Fangoria reports:

Screenwriter Neal Marshall (THIR13EN GHOSTS) Stevens can’t help but express surprise when asked about his involvement in HELLRAISER: DEADER, the yet-to-be-relesaed seventh entry in the ever-growing franchise. “HELLRAISER: DEADER? Honestly, I was never involved with it,” he says. Yes, the film is based on an old Stevens script, but that didn’t have anything to do with Clive Barker’s creation. “Several years ago, I wrote an original spec screenplay called simply DEADER, which had absolutely no connection whatsoever to the HELLRAISER films or mythology,” he explains. “Dimension bought it for a pretty substantial sum. It was in development there for a year and a half. They’d brought on a director [commercials veteran Jim Sonzero] at one point and I worked with him on a draft, again with an eye toward it being a [stand-alone] feature. And then, for whatever reason?and it was never made clear, so far as I can tell, to anybody?[studio chief] Bob Weinstein simply went cold on the project and it went into hibernation.”

When DEADER first got shelved, Stevens reveals, “We were trying to get it back from them for a while, but Dimension was neither willing to make the movie nor to put it into turnaround, that is, consider the possibility of having some other studio buy out the project and let us make it somewhere else. Instead, they turned it into a direct-to-video HELLRAISER sequel, with the cost of the screenplay probably being the single most expensive item in the entire budget. Which, believe me, is never the way percentages of screenplay to budget usually lay out.”

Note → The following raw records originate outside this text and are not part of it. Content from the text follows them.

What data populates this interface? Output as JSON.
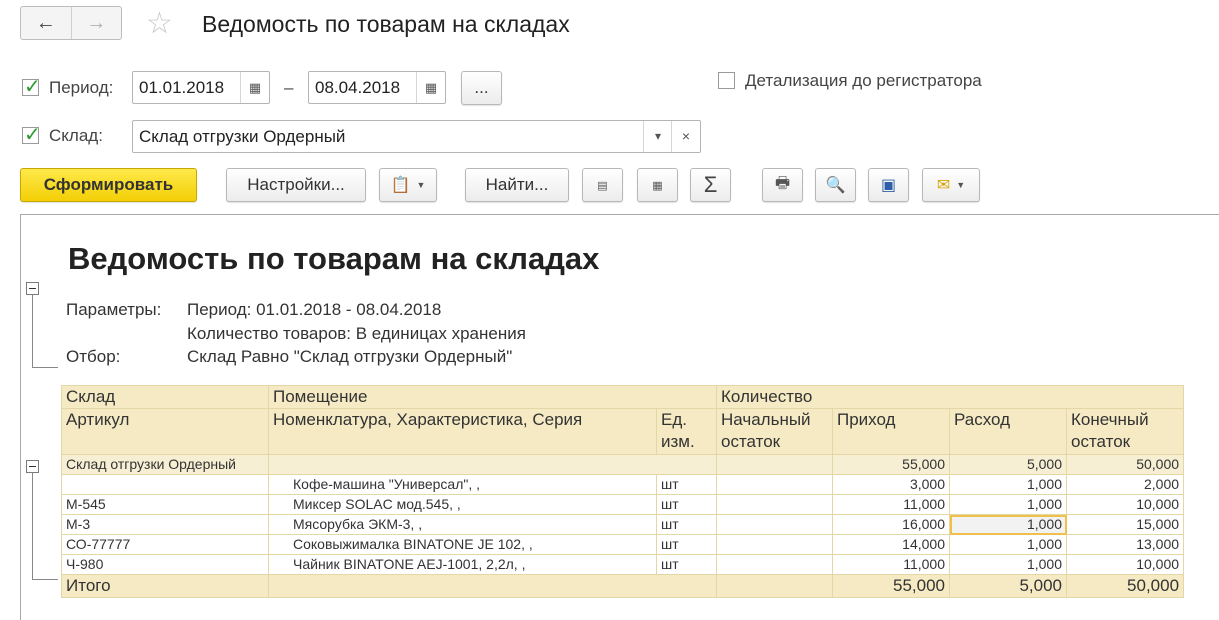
{
  "window": {
    "title": "Ведомость по товарам на складах",
    "back_icon": "←",
    "forward_icon": "→",
    "star_icon": "☆"
  },
  "filters": {
    "period_label": "Период:",
    "period_from": "01.01.2018",
    "dash": "–",
    "period_to": "08.04.2018",
    "period_more": "...",
    "detail_label": "Детализация до регистратора",
    "warehouse_label": "Склад:",
    "warehouse_value": "Склад отгрузки Ордерный",
    "dropdown_glyph": "▾",
    "clear_glyph": "×"
  },
  "toolbar": {
    "generate": "Сформировать",
    "settings": "Настройки...",
    "find": "Найти...",
    "sum_glyph": "Σ"
  },
  "report": {
    "title": "Ведомость по товарам на складах",
    "params_label": "Параметры:",
    "period_text": "Период: 01.01.2018 - 08.04.2018",
    "qty_text": "Количество товаров: В единицах хранения",
    "filter_label": "Отбор:",
    "filter_text": "Склад Равно \"Склад отгрузки Ордерный\""
  },
  "table": {
    "headers": {
      "warehouse": "Склад",
      "room": "Помещение",
      "quantity": "Количество",
      "article": "Артикул",
      "nomenclature": "Номенклатура, Характеристика, Серия",
      "unit": "Ед. изм.",
      "opening": "Начальный остаток",
      "incoming": "Приход",
      "outgoing": "Расход",
      "closing": "Конечный остаток"
    },
    "group": {
      "name": "Склад отгрузки Ордерный",
      "incoming": "55,000",
      "outgoing": "5,000",
      "closing": "50,000"
    },
    "rows": [
      {
        "article": "",
        "name": "Кофе-машина \"Универсал\", ,",
        "unit": "шт",
        "opening": "",
        "incoming": "3,000",
        "outgoing": "1,000",
        "closing": "2,000"
      },
      {
        "article": "М-545",
        "name": "Миксер SOLAC мод.545, ,",
        "unit": "шт",
        "opening": "",
        "incoming": "11,000",
        "outgoing": "1,000",
        "closing": "10,000"
      },
      {
        "article": "М-3",
        "name": "Мясорубка ЭКМ-3, ,",
        "unit": "шт",
        "opening": "",
        "incoming": "16,000",
        "outgoing": "1,000",
        "closing": "15,000"
      },
      {
        "article": "СО-77777",
        "name": "Соковыжималка  BINATONE JE 102, ,",
        "unit": "шт",
        "opening": "",
        "incoming": "14,000",
        "outgoing": "1,000",
        "closing": "13,000"
      },
      {
        "article": "Ч-980",
        "name": "Чайник BINATONE  AEJ-1001,  2,2л, ,",
        "unit": "шт",
        "opening": "",
        "incoming": "11,000",
        "outgoing": "1,000",
        "closing": "10,000"
      }
    ],
    "total": {
      "label": "Итого",
      "incoming": "55,000",
      "outgoing": "5,000",
      "closing": "50,000"
    }
  }
}
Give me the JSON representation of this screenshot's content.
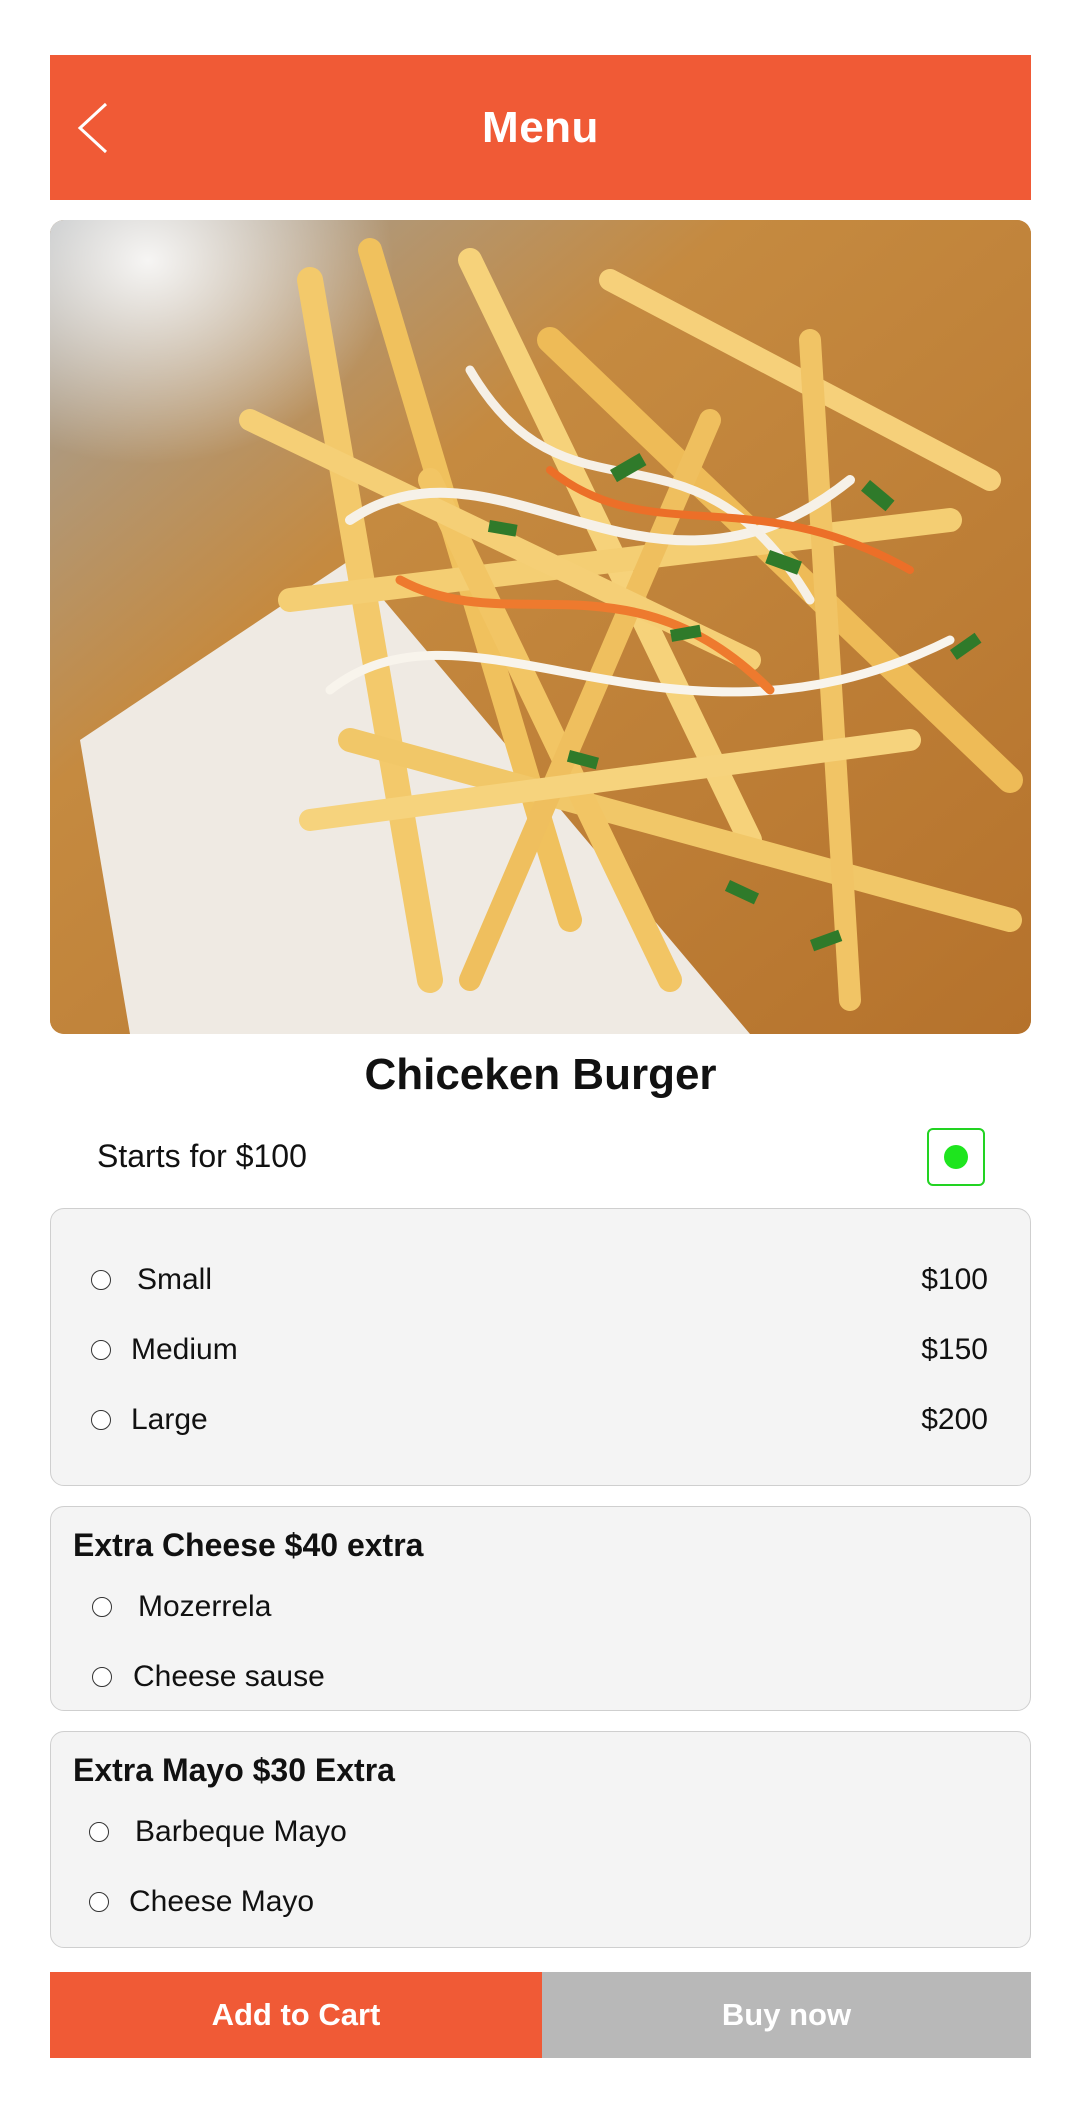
{
  "header": {
    "title": "Menu"
  },
  "product": {
    "name": "Chiceken Burger",
    "starts_for": "Starts for $100",
    "veg_color": "#1ee51e"
  },
  "sizes": [
    {
      "label": "Small",
      "price": "$100"
    },
    {
      "label": "Medium",
      "price": "$150"
    },
    {
      "label": "Large",
      "price": "$200"
    }
  ],
  "cheese": {
    "title": "Extra  Cheese $40 extra",
    "options": [
      "Mozerrela",
      "Cheese sause"
    ]
  },
  "mayo": {
    "title": "Extra Mayo $30 Extra",
    "options": [
      "Barbeque Mayo",
      "Cheese Mayo"
    ]
  },
  "actions": {
    "add_to_cart": "Add to Cart",
    "buy_now": "Buy now"
  },
  "colors": {
    "accent": "#f05a36",
    "secondary_button": "#b8b8b8"
  }
}
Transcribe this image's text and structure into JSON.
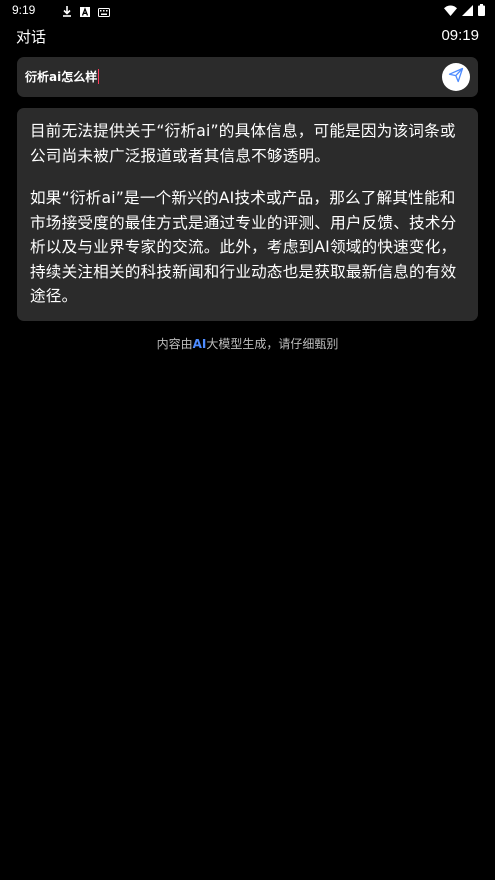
{
  "status_bar": {
    "time": "9:19",
    "left_icons": [
      "download-icon",
      "a-box-icon",
      "keyboard-icon"
    ],
    "right_icons": [
      "wifi-icon",
      "cell-signal-icon",
      "battery-icon"
    ]
  },
  "header": {
    "title": "对话",
    "time": "09:19"
  },
  "input": {
    "value": "衍析ai怎么样",
    "caret_color": "#ff3b5c"
  },
  "send_button": {
    "icon": "send-icon",
    "icon_color": "#4e8cff"
  },
  "answer": {
    "paragraphs": [
      "目前无法提供关于“衍析ai”的具体信息，可能是因为该词条或公司尚未被广泛报道或者其信息不够透明。",
      "如果“衍析ai”是一个新兴的AI技术或产品，那么了解其性能和市场接受度的最佳方式是通过专业的评测、用户反馈、技术分析以及与业界专家的交流。此外，考虑到AI领域的快速变化，持续关注相关的科技新闻和行业动态也是获取最新信息的有效途径。"
    ]
  },
  "disclaimer": {
    "prefix": "内容由",
    "highlight": "AI",
    "suffix": "大模型生成，请仔细甄别",
    "highlight_color": "#4e8cff"
  }
}
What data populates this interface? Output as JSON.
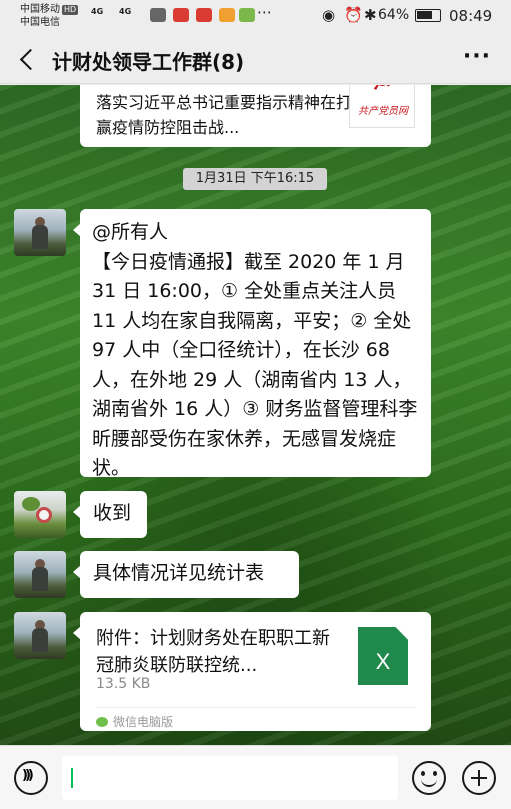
{
  "statusbar": {
    "carrier1": "中国移动",
    "hd": "HD",
    "carrier2": "中国电信",
    "signal1": "4G",
    "signal2": "4G",
    "battery": "64%",
    "time": "08:49"
  },
  "header": {
    "title": "计财处领导工作群(8)",
    "more": "···"
  },
  "messages": {
    "shared_article": {
      "text": "落实习近平总书记重要指示精神在打赢疫情防控阻击战...",
      "thumb_caption": "共产党员网"
    },
    "timestamp": "1月31日 下午16:15",
    "notice": "@所有人\n【今日疫情通报】截至 2020 年 1 月 31 日 16:00，① 全处重点关注人员 11 人均在家自我隔离，平安；② 全处 97 人中（全口径统计），在长沙 68 人，在外地 29 人（湖南省内 13 人，湖南省外 16 人）③ 财务监督管理科李昕腰部受伤在家休养，无感冒发烧症状。",
    "received": "收到",
    "details": "具体情况详见统计表",
    "attachment": {
      "name": "附件：计划财务处在职职工新冠肺炎联防联控统...",
      "size": "13.5 KB",
      "icon_letter": "X",
      "source": "微信电脑版"
    }
  },
  "colors": {
    "accent": "#07c160",
    "excel": "#1f8a4c",
    "party_red": "#c8171d"
  }
}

Tim (HELLRAISER: HELLSEEKER) Day was the writer who transformed DEADER into a Pinhead vehicle, with Rick Bota (who also helmed HELLSEEKER and the series’ eighth entry, HELLWORLD) directing. Yet Stevens can’t share his thoughts about the finished product: “HELLRAISER: DEADER has been complete for quite some time now, but I haven’t seen it. Dimension hasn’t sent me a screening copy. Last time I heard, and that was simply by way of on-line rumors, it isn’t going to come out until next year?if then. So I’m in the same boat with everybody else in terms of finding out what the end result is.”

These days, Stevens is as busy as ever, toiling on a new project. “I’m about to start working on an adaptation of a David Ambrose book called SUPERSTITION for Radar Pictures. It tells the story of a group of psychic researchers who attempt to ?create’ a ghost using the power of belief, and of the unfortunate consequences that arise when they succeed.” In addition, Stevens, who made his directorial debut on STITCHES for Full Moon, plans to get behind the camera again. “Our producing partner, David Greathouse, is in the planning stages of a series of TV movies,” he reveals, “all in the horror vein, that will be written and directed by established screenwriters looking to direct their first or second feature. And if that comes to pass, I’ll be doing one of those, based on a premise I’ve already pitched. Obviously, until things are farther along, I can’t go into any more details.”

With remake-mania currently taking over Hollywood, Stevens said he woudn’t mind working on another one, after 13 GHOSTS. For him, such updates can be interesting projects if they go down a different road from the originals. “I know everybody bemoans the notion of all the remakes in Hollywood, that it means that everybody is bereft of imagination and all the rest. But it’s worth remembering that it has really never been any different. John Huston’s version of THE MALTESE FALCON was the third version of that story put on the screen and, as it turns out, the best. The first version of THE THING was brilliant and so was John Carpenter’s, in a completely different way. If you’ve got something new to bring to a project, there’s absolutely no reason not to remake it. Obviously, it’s no different from anything else: Sometimes the results are complete crap, sometimes they’re simply pointless and sometimes, as with THE MALTESE FALCON, they’re great. So if a remake comes along and I can come up with an approach that justifies doing it, I’d absolutely be interested.”

 
Source: Fangoria